5. There is no doubt that a parson who has parted with his interest in property, cannot deal with that interest by surrendering it in favour of the landlord and he cannot confer upon the landlord a higher right than he could have passed to any other person by assignment. The interest of the defendant in the disputed property as mortgagee, therefore, cannot be affected by the surrender in favour of the landlord. That is also laid down in Clause (b) of Section 86 of the Bengal Tenancy Act.
6. The learned Pleader for the appellant, however, contends that the surrender in favour of the landlord is wholly invalid and confers no title whatever upon him. We are unable to accept this contention as sound.

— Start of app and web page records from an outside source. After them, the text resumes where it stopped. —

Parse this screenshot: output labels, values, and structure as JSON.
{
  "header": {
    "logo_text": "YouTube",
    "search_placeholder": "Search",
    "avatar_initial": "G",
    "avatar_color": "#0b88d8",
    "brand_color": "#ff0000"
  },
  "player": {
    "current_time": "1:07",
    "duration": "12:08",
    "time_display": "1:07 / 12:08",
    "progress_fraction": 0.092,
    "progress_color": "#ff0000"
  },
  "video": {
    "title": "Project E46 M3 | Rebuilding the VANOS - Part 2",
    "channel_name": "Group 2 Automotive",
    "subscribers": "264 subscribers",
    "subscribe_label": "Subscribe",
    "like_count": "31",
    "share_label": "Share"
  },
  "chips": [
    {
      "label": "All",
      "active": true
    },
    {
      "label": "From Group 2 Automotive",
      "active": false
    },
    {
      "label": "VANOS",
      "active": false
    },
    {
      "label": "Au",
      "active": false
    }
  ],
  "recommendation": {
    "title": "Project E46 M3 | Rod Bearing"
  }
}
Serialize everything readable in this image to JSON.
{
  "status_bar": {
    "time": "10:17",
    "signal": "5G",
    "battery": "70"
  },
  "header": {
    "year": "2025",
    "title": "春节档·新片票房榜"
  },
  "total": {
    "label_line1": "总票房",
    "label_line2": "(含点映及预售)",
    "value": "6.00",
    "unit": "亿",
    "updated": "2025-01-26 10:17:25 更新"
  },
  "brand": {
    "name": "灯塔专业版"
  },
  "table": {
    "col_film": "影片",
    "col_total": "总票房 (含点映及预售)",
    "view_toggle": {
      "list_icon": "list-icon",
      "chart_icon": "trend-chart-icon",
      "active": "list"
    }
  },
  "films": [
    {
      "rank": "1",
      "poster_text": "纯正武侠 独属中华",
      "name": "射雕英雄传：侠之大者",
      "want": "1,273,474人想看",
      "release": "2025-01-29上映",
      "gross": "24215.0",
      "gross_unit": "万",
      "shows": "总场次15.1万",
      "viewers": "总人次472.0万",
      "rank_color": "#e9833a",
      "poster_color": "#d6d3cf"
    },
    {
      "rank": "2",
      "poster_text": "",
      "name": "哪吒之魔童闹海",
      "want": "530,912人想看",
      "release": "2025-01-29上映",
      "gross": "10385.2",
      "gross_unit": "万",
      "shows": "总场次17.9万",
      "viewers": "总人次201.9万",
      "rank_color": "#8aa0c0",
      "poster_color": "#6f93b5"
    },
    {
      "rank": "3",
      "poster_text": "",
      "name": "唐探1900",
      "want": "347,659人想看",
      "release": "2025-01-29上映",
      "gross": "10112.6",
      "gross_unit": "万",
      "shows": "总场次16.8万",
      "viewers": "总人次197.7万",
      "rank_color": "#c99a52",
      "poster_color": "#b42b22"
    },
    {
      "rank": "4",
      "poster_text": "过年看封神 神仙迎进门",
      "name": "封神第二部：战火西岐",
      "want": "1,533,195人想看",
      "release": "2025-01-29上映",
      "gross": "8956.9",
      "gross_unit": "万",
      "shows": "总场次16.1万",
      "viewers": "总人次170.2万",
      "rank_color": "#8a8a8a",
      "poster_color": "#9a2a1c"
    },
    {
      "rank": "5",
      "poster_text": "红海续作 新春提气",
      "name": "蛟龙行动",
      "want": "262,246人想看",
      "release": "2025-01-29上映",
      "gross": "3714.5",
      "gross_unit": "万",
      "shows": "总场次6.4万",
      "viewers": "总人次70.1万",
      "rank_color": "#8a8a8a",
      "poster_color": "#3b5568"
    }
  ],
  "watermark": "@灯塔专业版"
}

7. A surrender by the tenant after he has dealt with a portion of the holding in favour of another parson amounts to no more than an assignment in favour of the landlord. But there is no reason why the landlord should be in a worse position than if the assignee were a third party and why be should not acquire all the interest which was left in the tenant at the date of the surrender.
8. In the present case, at the date of the surrender, Batashi was in possession of the jote and she had a right to it, subject only to the mortgage in favour of the defendant and all the rights she had, she surrendered in favour of the landlord, The landlord thereupon was entitled to possession of the jote and to hold it subject to the rights of the mortgagee. It is true that the defendant obtained possession but he was not a mortgagee in possession. Batashi had no right to convey nor confer any right to possession after the surrender in favour of the landlord in 1905. We are unable, therefore, to hold that the defendant is entitled to resist the claim for possession as against the plaintiff who claims under a settlement from the landlord.
9. The learned Pleader for the appellant has strongly pressed upon us to order the plaintiff to redeem the mortgage in this suit. But, apart from other considerations, the landlord who acquired the equity of redemption under the surrender is not the plaintiff. The plaintiff obtained a settlement of only a portion of the jote, namely, the disputed land from the landlord and we do not see how the plaintiff can be directed to redeem the entire mortgage.
10. The appeal must accordingly be dismissed, We make no order as to costs.